→ Required action:
Check every line of the data for the word "name", and copy those that have it.

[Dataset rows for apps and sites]
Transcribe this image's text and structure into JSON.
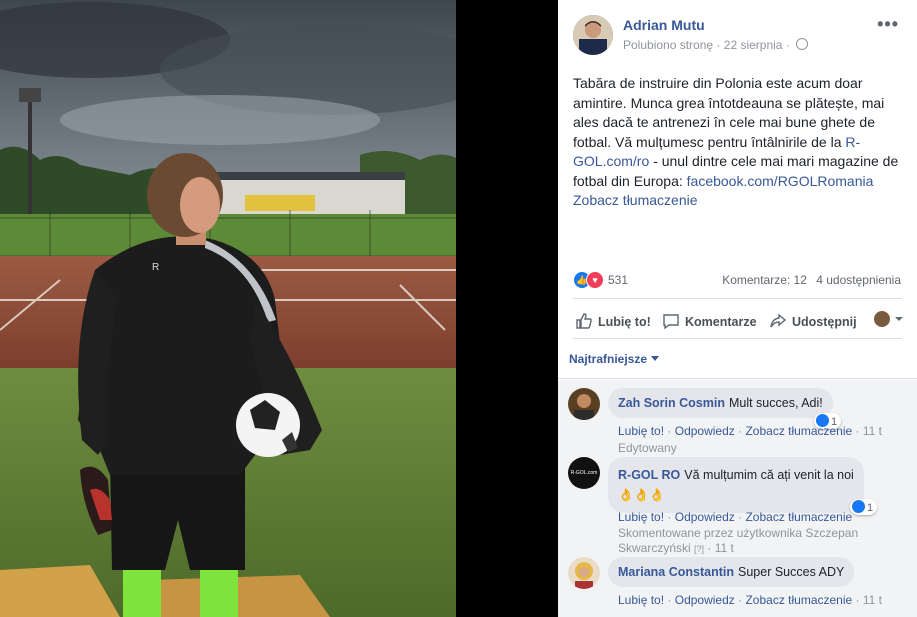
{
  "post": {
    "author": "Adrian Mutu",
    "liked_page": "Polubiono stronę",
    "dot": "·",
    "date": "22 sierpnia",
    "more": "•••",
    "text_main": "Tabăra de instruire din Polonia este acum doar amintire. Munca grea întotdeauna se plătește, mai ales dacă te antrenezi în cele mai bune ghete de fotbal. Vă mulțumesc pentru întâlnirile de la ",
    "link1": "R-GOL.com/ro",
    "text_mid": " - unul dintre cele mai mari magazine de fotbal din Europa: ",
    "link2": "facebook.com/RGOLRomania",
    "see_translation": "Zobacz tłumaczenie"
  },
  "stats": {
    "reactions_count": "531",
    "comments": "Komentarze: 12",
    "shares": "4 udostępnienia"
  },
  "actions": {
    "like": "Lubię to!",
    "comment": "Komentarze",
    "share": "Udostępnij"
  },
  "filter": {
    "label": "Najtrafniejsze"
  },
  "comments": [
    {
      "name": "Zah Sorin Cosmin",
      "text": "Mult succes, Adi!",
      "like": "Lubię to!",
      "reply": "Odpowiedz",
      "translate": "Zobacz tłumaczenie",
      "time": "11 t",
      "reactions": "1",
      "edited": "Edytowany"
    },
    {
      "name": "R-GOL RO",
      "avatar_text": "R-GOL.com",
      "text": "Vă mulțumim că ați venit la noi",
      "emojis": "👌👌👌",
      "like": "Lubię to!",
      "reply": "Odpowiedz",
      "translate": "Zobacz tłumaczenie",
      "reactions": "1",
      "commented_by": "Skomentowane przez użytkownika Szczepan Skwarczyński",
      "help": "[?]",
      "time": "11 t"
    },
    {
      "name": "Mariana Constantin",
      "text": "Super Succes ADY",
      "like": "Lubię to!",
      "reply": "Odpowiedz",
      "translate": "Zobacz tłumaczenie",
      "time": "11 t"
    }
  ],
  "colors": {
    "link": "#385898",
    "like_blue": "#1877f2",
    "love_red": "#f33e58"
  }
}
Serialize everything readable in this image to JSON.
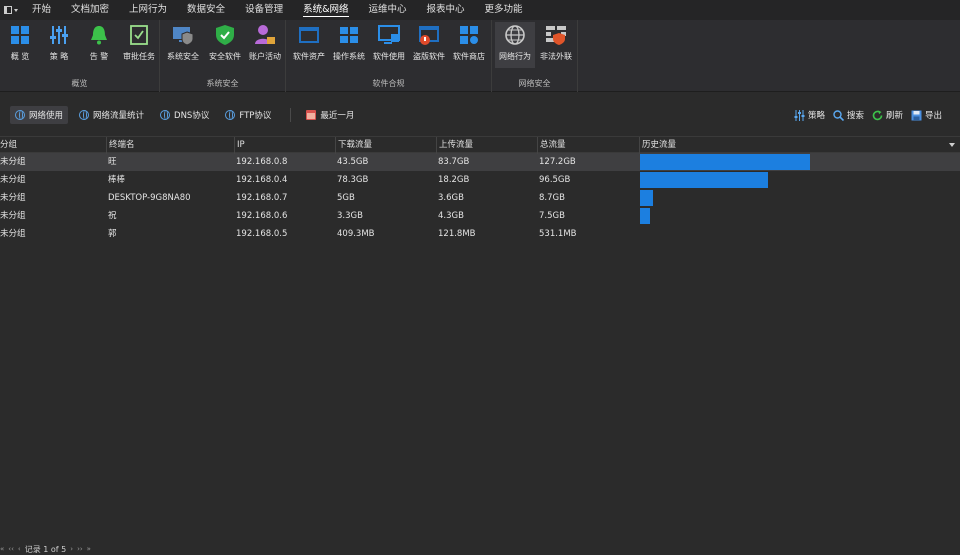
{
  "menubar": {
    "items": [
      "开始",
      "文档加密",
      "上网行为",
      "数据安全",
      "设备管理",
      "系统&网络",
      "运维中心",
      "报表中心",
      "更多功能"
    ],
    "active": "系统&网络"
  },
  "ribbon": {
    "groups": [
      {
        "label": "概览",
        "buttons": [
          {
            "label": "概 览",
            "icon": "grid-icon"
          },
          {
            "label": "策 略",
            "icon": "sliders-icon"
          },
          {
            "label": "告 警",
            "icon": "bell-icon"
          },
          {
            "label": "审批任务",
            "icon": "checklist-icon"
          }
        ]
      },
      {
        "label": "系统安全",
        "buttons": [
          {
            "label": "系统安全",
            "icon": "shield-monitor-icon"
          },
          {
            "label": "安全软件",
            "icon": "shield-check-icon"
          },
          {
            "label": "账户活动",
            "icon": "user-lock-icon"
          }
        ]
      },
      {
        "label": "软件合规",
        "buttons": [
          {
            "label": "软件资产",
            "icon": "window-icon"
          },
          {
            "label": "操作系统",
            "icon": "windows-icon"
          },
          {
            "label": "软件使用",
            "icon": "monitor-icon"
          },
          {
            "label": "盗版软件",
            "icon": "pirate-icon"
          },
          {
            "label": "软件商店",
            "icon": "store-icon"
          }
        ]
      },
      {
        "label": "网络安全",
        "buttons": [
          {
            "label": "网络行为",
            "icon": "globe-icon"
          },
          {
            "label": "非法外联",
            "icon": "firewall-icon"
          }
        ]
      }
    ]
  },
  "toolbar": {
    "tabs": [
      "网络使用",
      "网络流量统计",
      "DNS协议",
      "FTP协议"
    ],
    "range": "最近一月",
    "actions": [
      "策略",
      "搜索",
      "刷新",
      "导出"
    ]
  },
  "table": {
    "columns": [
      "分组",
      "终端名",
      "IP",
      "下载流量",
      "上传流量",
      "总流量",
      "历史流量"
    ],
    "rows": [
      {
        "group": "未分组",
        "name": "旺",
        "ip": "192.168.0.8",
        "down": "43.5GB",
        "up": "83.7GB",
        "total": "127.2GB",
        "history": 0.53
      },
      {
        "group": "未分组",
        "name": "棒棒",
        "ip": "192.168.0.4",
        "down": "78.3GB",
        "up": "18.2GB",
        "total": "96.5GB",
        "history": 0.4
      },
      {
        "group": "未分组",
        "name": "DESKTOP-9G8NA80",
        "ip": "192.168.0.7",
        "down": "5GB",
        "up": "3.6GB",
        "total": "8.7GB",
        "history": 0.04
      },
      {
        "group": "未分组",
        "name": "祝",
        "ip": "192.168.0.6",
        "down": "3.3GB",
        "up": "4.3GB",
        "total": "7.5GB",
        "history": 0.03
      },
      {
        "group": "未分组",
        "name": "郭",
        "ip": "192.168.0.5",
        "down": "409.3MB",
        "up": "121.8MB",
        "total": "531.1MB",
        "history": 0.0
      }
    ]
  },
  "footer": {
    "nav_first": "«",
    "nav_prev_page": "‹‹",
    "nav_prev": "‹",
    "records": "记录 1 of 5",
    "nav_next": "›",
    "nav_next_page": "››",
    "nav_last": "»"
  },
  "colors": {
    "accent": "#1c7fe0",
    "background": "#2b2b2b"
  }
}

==

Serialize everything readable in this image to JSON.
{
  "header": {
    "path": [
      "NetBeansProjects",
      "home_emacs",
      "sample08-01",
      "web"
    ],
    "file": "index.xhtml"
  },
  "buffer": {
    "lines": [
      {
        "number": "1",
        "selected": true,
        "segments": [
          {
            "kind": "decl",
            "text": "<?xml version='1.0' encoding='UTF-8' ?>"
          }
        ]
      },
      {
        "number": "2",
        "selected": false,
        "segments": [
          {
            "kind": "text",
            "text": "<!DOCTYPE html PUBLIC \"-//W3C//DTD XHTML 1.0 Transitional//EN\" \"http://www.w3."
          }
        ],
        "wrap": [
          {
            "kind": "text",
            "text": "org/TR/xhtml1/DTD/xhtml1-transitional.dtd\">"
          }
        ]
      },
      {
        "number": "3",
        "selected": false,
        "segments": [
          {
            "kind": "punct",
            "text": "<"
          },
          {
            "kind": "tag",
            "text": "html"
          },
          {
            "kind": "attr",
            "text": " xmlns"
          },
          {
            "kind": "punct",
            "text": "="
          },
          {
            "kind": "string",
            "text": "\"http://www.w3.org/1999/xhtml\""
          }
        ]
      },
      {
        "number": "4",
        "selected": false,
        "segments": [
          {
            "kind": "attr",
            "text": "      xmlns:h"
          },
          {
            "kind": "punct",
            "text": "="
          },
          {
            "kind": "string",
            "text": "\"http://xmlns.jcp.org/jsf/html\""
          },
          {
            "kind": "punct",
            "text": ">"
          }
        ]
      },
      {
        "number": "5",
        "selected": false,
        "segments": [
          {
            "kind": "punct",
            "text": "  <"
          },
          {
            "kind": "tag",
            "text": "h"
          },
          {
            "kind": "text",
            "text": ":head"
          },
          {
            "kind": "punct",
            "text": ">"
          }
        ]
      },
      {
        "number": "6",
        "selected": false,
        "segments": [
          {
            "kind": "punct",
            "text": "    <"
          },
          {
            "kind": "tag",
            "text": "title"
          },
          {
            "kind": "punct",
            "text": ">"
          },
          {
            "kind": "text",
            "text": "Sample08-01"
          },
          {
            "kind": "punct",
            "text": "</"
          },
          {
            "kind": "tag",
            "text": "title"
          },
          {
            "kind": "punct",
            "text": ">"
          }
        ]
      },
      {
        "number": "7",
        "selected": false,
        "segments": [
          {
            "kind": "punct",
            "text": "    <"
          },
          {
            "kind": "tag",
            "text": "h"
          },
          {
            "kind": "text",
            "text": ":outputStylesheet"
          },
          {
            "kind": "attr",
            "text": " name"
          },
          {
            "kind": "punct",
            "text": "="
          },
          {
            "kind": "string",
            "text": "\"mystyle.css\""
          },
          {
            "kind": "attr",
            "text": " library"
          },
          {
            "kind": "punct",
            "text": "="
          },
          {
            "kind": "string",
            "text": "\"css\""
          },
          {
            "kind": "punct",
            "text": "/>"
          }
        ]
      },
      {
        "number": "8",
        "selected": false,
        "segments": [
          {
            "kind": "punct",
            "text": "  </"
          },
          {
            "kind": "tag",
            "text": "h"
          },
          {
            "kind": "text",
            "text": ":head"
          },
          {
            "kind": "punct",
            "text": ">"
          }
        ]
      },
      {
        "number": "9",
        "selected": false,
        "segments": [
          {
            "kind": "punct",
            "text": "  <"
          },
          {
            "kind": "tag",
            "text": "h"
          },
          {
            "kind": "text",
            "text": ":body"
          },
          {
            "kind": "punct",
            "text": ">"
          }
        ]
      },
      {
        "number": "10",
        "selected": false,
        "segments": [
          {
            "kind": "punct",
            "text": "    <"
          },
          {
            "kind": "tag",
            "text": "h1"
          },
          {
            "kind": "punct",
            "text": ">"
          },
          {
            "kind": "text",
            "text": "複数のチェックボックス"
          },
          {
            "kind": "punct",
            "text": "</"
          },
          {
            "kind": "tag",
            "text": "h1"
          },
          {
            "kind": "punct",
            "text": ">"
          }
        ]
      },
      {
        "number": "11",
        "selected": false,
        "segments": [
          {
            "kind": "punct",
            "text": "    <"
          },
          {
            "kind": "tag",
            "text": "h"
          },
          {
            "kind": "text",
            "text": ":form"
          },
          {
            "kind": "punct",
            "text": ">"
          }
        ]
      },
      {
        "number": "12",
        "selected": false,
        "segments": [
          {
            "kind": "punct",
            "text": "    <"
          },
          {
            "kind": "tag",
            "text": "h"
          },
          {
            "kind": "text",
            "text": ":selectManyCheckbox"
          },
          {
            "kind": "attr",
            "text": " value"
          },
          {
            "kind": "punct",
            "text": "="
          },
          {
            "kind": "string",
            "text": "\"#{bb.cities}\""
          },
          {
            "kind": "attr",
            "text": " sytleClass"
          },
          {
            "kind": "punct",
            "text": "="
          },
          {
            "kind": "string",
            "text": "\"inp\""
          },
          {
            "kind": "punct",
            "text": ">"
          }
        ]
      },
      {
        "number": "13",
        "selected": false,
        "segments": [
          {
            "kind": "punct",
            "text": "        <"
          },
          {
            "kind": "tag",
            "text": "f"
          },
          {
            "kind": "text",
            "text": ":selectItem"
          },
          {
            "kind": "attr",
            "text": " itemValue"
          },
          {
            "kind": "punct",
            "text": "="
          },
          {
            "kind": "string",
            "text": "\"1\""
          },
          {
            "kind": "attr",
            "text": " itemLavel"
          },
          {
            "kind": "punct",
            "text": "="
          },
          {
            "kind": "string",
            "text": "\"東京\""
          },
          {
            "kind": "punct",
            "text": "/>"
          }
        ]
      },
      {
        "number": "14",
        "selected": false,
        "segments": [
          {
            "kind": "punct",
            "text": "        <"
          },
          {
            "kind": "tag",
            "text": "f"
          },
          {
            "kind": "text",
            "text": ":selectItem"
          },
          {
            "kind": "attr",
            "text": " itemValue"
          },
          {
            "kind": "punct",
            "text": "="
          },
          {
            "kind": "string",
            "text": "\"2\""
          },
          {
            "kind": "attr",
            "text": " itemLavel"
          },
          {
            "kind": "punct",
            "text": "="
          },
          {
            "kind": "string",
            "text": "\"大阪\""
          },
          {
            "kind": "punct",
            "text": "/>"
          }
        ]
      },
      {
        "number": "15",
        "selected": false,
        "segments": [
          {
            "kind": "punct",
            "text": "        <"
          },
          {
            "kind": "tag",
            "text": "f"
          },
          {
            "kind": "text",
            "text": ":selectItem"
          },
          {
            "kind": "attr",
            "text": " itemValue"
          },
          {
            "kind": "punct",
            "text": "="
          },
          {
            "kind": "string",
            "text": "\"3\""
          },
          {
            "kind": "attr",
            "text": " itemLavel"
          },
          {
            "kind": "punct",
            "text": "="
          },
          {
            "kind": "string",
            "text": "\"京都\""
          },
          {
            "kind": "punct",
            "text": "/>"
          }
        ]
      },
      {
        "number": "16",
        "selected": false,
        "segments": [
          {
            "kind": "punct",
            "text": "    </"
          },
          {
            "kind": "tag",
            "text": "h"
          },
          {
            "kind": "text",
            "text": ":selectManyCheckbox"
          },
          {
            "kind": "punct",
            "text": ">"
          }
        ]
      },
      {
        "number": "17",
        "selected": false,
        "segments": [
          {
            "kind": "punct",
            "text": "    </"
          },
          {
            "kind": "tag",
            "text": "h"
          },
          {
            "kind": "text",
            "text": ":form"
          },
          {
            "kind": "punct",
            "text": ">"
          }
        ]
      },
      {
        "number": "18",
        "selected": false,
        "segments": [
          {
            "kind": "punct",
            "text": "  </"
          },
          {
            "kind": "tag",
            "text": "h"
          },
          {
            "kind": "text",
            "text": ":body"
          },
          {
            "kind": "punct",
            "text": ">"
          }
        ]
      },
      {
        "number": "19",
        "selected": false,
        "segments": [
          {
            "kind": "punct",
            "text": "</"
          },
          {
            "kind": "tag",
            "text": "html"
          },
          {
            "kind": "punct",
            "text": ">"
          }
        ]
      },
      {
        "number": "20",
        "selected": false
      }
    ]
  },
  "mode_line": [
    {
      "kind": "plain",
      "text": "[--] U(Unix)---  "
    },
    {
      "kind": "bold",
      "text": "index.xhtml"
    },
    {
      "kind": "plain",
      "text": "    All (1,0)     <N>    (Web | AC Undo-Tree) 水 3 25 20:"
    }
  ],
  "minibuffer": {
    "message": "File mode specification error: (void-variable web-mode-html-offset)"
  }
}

→ Expected output:
      "name": "Zah Sorin Cosmin",
      "name": "R-GOL RO",
      "name": "Mariana Constantin",
        "name": "旺",
        "name": "棒棒",
        "name": "DESKTOP-9G8NA80",
        "name": "祝",
        "name": "郭",
            "text": " name"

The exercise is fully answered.